[Data for the task Boundary: Start]
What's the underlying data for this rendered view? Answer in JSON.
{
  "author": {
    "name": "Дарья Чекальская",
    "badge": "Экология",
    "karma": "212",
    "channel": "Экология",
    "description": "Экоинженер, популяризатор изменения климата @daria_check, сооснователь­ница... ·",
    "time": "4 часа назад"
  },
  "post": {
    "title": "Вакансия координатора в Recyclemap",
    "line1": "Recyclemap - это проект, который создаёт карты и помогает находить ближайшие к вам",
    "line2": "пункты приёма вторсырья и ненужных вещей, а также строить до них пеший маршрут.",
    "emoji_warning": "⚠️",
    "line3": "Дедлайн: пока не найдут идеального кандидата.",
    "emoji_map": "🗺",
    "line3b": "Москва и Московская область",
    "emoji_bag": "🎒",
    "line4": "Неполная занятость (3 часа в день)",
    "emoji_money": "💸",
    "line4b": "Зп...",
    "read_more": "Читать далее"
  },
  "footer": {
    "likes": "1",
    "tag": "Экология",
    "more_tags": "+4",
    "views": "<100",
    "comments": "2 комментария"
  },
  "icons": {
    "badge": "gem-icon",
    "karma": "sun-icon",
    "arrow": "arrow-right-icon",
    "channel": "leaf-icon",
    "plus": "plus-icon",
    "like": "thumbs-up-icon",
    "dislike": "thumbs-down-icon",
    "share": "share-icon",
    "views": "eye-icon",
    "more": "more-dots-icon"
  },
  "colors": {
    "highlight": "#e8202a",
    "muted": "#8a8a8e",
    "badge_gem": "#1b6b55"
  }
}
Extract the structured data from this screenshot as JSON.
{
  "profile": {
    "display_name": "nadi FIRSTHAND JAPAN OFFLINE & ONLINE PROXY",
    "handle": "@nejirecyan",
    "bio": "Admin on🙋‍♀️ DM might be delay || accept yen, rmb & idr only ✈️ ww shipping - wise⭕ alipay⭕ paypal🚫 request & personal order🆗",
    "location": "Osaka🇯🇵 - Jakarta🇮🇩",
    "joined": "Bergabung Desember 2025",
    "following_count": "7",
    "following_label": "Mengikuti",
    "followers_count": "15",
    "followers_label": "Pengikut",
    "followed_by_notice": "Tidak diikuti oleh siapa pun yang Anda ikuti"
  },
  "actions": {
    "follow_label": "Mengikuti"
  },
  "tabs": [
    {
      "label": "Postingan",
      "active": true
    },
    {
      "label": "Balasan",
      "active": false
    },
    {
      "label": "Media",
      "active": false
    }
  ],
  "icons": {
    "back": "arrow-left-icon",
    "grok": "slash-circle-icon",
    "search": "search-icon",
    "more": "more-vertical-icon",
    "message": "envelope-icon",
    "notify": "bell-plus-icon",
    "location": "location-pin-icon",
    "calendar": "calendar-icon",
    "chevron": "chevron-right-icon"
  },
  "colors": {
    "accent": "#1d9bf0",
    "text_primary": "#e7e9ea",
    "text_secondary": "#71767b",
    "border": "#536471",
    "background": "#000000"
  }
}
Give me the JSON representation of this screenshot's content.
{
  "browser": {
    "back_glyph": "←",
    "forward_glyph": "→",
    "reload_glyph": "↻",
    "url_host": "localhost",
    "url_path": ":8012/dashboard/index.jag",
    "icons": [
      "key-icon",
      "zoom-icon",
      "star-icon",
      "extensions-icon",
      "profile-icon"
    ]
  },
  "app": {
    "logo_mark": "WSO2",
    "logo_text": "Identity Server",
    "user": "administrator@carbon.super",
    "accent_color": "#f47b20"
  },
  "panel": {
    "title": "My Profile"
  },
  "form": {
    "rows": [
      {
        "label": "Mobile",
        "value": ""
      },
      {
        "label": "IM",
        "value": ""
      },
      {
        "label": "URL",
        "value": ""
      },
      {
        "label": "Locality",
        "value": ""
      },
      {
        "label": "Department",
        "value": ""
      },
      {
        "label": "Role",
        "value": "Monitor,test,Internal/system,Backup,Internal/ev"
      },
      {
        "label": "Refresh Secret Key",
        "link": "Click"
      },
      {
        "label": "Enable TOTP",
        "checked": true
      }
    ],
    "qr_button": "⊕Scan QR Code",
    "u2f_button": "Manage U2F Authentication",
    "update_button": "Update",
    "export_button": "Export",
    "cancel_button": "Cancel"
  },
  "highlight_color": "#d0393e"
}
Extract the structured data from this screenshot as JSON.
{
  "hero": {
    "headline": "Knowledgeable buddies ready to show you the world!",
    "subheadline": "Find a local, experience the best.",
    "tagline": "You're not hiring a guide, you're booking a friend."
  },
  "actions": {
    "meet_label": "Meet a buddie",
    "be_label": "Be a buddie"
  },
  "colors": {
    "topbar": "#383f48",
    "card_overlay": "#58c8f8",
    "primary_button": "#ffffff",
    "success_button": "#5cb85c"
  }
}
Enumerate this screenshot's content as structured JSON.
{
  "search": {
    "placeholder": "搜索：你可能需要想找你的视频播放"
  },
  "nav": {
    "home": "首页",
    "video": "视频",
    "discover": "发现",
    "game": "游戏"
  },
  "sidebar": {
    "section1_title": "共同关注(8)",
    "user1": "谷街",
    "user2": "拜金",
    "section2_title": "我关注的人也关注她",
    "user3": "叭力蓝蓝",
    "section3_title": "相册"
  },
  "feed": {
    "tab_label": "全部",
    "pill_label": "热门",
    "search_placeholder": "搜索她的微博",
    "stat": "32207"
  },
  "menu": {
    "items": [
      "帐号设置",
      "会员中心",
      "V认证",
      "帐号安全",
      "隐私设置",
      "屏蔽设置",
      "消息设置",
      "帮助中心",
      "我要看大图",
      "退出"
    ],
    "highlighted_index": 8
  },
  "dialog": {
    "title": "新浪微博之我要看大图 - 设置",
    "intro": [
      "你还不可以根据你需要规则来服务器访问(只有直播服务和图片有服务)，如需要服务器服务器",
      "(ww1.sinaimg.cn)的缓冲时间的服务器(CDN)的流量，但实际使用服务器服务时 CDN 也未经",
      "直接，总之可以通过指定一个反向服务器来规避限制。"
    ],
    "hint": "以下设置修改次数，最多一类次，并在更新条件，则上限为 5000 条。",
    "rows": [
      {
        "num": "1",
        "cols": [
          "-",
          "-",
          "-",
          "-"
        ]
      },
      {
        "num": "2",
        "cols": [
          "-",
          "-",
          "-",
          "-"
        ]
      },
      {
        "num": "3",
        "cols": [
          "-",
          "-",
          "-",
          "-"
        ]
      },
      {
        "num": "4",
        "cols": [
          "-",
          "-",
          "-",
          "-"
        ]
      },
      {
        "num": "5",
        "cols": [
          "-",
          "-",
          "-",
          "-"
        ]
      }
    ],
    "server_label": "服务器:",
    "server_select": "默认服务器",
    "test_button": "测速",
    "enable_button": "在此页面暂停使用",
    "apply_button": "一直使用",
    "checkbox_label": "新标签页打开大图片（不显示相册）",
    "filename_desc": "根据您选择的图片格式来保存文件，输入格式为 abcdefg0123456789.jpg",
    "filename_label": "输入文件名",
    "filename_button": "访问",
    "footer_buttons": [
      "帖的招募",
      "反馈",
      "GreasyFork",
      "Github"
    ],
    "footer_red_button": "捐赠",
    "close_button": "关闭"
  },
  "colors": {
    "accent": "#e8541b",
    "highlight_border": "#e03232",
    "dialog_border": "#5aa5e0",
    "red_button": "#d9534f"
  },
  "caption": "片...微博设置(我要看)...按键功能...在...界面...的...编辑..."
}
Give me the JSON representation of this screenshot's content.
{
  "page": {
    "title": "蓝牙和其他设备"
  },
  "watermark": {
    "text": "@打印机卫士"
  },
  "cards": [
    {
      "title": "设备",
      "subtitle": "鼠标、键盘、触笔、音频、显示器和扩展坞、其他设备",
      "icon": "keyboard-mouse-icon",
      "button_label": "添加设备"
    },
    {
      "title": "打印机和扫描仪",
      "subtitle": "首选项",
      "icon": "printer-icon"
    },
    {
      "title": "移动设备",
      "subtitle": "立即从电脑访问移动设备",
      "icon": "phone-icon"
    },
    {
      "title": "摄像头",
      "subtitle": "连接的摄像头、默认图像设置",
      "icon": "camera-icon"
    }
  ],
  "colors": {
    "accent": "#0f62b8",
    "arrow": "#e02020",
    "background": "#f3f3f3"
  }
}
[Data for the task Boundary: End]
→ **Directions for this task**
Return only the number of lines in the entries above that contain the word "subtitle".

→ **Answer box**
4